- [To do] Each entry that follows is to be duplicated exactly, without its images.

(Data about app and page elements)
##########

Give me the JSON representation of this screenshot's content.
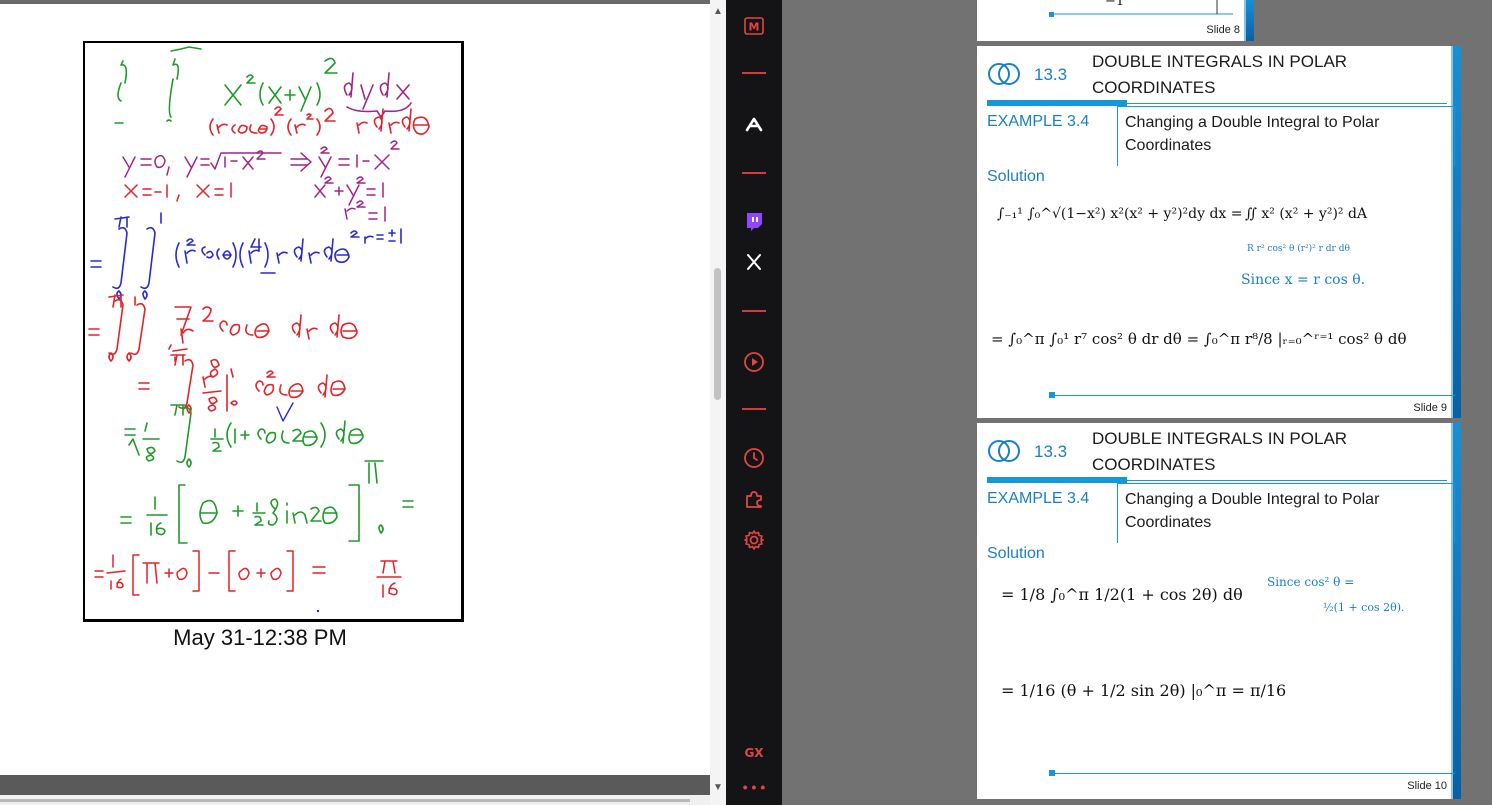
{
  "note": {
    "timestamp": "May 31-12:38 PM"
  },
  "toolbar": {
    "items": [
      {
        "icon": "gmail-m-icon",
        "label": "M"
      },
      {
        "icon": "arc-a-icon",
        "label": ""
      },
      {
        "icon": "twitch-icon",
        "label": ""
      },
      {
        "icon": "x-twitter-icon",
        "label": "𝕏"
      },
      {
        "icon": "play-circle-icon",
        "label": ""
      },
      {
        "icon": "clock-icon",
        "label": ""
      },
      {
        "icon": "puzzle-icon",
        "label": ""
      },
      {
        "icon": "settings-gear-icon",
        "label": ""
      }
    ],
    "gx_label": "GX",
    "more_label": "⋮"
  },
  "slides": [
    {
      "number": "Slide 8",
      "axis_label": "−1",
      "axis_value": "1"
    },
    {
      "number": "Slide 9",
      "section": "13.3",
      "title_line1": "DOUBLE INTEGRALS IN POLAR",
      "title_line2": "COORDINATES",
      "example": "EXAMPLE 3.4",
      "example_title_line1": "Changing a Double Integral to Polar",
      "example_title_line2": "Coordinates",
      "solution": "Solution",
      "eq1_lhs": "∫₋₁¹ ∫₀^√(1−x²) x²(x² + y²)²dy dx =",
      "eq1_rhs": "∬ x² (x² + y²)² dA",
      "eq1_sub": "R   r² cos² θ   (r²)²   r dr dθ",
      "note": "Since x = r cos θ.",
      "eq2": "= ∫₀^π ∫₀¹ r⁷ cos² θ dr dθ   = ∫₀^π r⁸/8 |ᵣ₌₀^ʳ⁼¹ cos² θ dθ"
    },
    {
      "number": "Slide 10",
      "section": "13.3",
      "title_line1": "DOUBLE INTEGRALS IN POLAR",
      "title_line2": "COORDINATES",
      "example": "EXAMPLE 3.4",
      "example_title_line1": "Changing a Double Integral to Polar",
      "example_title_line2": "Coordinates",
      "solution": "Solution",
      "eq1": "= 1/8 ∫₀^π 1/2(1 + cos 2θ) dθ",
      "note_line1": "Since cos² θ =",
      "note_line2": "½(1 + cos 2θ).",
      "eq2": "= 1/16 (θ + 1/2 sin 2θ) |₀^π = π/16"
    }
  ],
  "colors": {
    "ink_green": "#1f9a2a",
    "ink_red": "#e0242a",
    "ink_blue": "#2a2ad0",
    "ink_purple": "#a0248a",
    "accent_blue": "#1597d8"
  }
}
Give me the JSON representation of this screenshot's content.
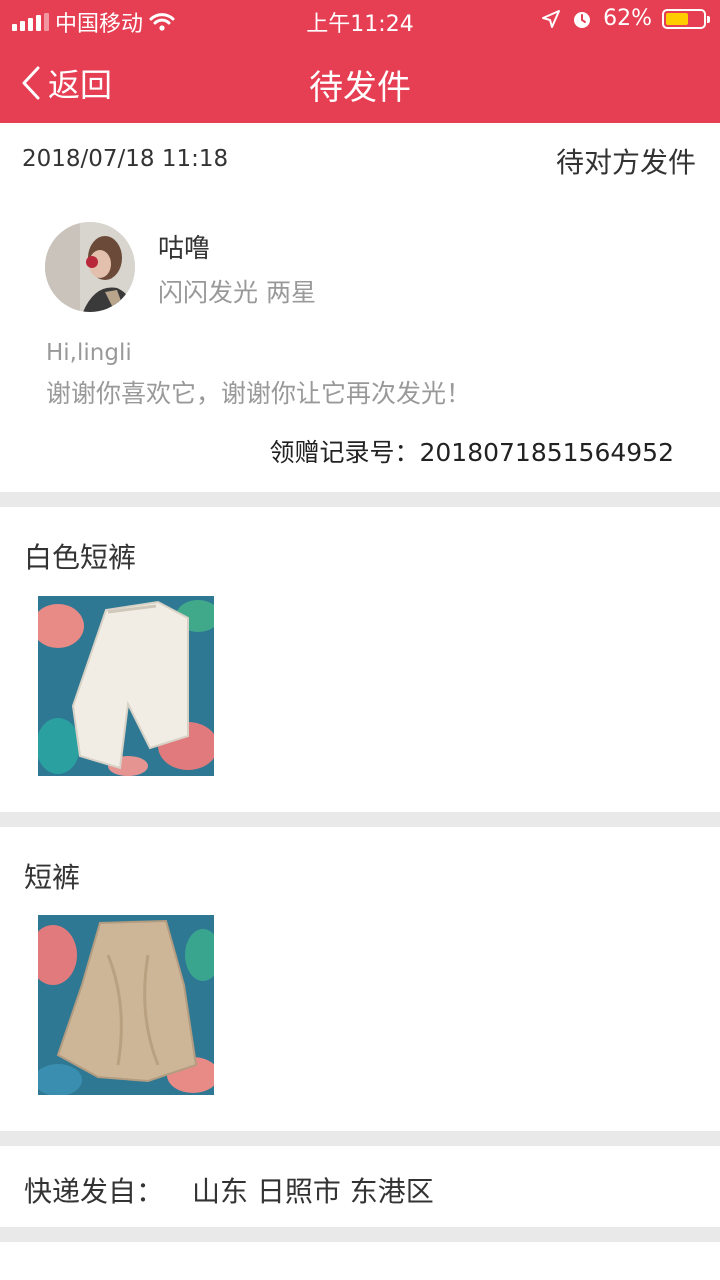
{
  "status_bar": {
    "carrier": "中国移动",
    "time": "上午11:24",
    "battery_text": "62%",
    "battery_level": 0.62
  },
  "nav": {
    "back_label": "返回",
    "title": "待发件"
  },
  "order": {
    "datetime": "2018/07/18  11:18",
    "status": "待对方发件",
    "user_name": "咕噜",
    "user_level": "闪闪发光 两星",
    "message_line1": "Hi,lingli",
    "message_line2": "谢谢你喜欢它，谢谢你让它再次发光！",
    "record_label": "领赠记录号：",
    "record_number": "2018071851564952"
  },
  "items": [
    {
      "title": "白色短裤"
    },
    {
      "title": "短裤"
    }
  ],
  "shipping": {
    "label": "快递发自：",
    "origin": "山东 日照市 东港区"
  },
  "colors": {
    "brand_red": "#e63e52",
    "divider": "#e9e9e9",
    "battery_fill": "#ffcc00"
  }
}
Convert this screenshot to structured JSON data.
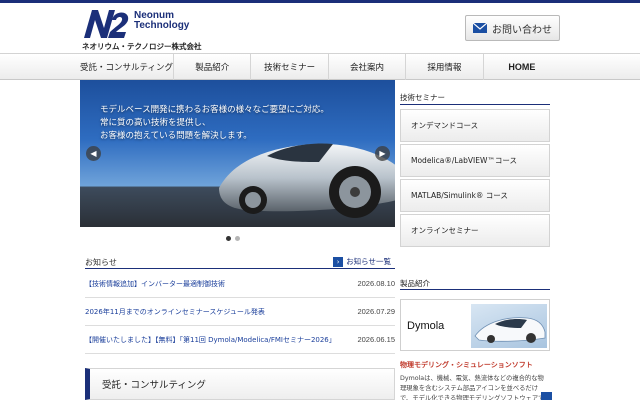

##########

- [Output for this exercise]
Give me the JSON representation of this screenshot's content.
{
  "note": {
    "timestamp": "May 31-12:38 PM"
  },
  "toolbar": {
    "items": [
      {
        "icon": "gmail-m-icon",
        "label": "M"
      },
      {
        "icon": "arc-a-icon",
        "label": ""
      },
      {
        "icon": "twitch-icon",
        "label": ""
      },
      {
        "icon": "x-twitter-icon",
        "label": "𝕏"
      },
      {
        "icon": "play-circle-icon",
        "label": ""
      },
      {
        "icon": "clock-icon",
        "label": ""
      },
      {
        "icon": "puzzle-icon",
        "label": ""
      },
      {
        "icon": "settings-gear-icon",
        "label": ""
      }
    ],
    "gx_label": "GX",
    "more_label": "⋮"
  },
  "slides": [
    {
      "number": "Slide 8",
      "axis_label": "−1",
      "axis_value": "1"
    },
    {
      "number": "Slide 9",
      "section": "13.3",
      "title_line1": "DOUBLE INTEGRALS IN POLAR",
      "title_line2": "COORDINATES",
      "example": "EXAMPLE 3.4",
      "example_title_line1": "Changing a Double Integral to Polar",
      "example_title_line2": "Coordinates",
      "solution": "Solution",
      "eq1_lhs": "∫₋₁¹ ∫₀^√(1−x²) x²(x² + y²)²dy dx =",
      "eq1_rhs": "∬ x² (x² + y²)² dA",
      "eq1_sub": "R   r² cos² θ   (r²)²   r dr dθ",
      "note": "Since x = r cos θ.",
      "eq2": "= ∫₀^π ∫₀¹ r⁷ cos² θ dr dθ   = ∫₀^π r⁸/8 |ᵣ₌₀^ʳ⁼¹ cos² θ dθ"
    },
    {
      "number": "Slide 10",
      "section": "13.3",
      "title_line1": "DOUBLE INTEGRALS IN POLAR",
      "title_line2": "COORDINATES",
      "example": "EXAMPLE 3.4",
      "example_title_line1": "Changing a Double Integral to Polar",
      "example_title_line2": "Coordinates",
      "solution": "Solution",
      "eq1": "= 1/8 ∫₀^π 1/2(1 + cos 2θ) dθ",
      "note_line1": "Since cos² θ =",
      "note_line2": "½(1 + cos 2θ).",
      "eq2": "= 1/16 (θ + 1/2 sin 2θ) |₀^π = π/16"
    }
  ],
  "colors": {
    "ink_green": "#1f9a2a",
    "ink_red": "#e0242a",
    "ink_blue": "#2a2ad0",
    "ink_purple": "#a0248a",
    "accent_blue": "#1597d8"
  }
}
Give me the JSON representation of this screenshot's content.
{
  "status_bar": {
    "carrier": "中国移动",
    "time": "上午11:24",
    "battery_text": "62%",
    "battery_level": 0.62
  },
  "nav": {
    "back_label": "返回",
    "title": "待发件"
  },
  "order": {
    "datetime": "2018/07/18  11:18",
    "status": "待对方发件",
    "user_name": "咕噜",
    "user_level": "闪闪发光 两星",
    "message_line1": "Hi,lingli",
    "message_line2": "谢谢你喜欢它，谢谢你让它再次发光！",
    "record_label": "领赠记录号：",
    "record_number": "2018071851564952"
  },
  "items": [
    {
      "title": "白色短裤"
    },
    {
      "title": "短裤"
    }
  ],
  "shipping": {
    "label": "快递发自：",
    "origin": "山东 日照市 东港区"
  },
  "colors": {
    "brand_red": "#e63e52",
    "divider": "#e9e9e9",
    "battery_fill": "#ffcc00"
  }
}
Convert this screenshot to structured JSON data.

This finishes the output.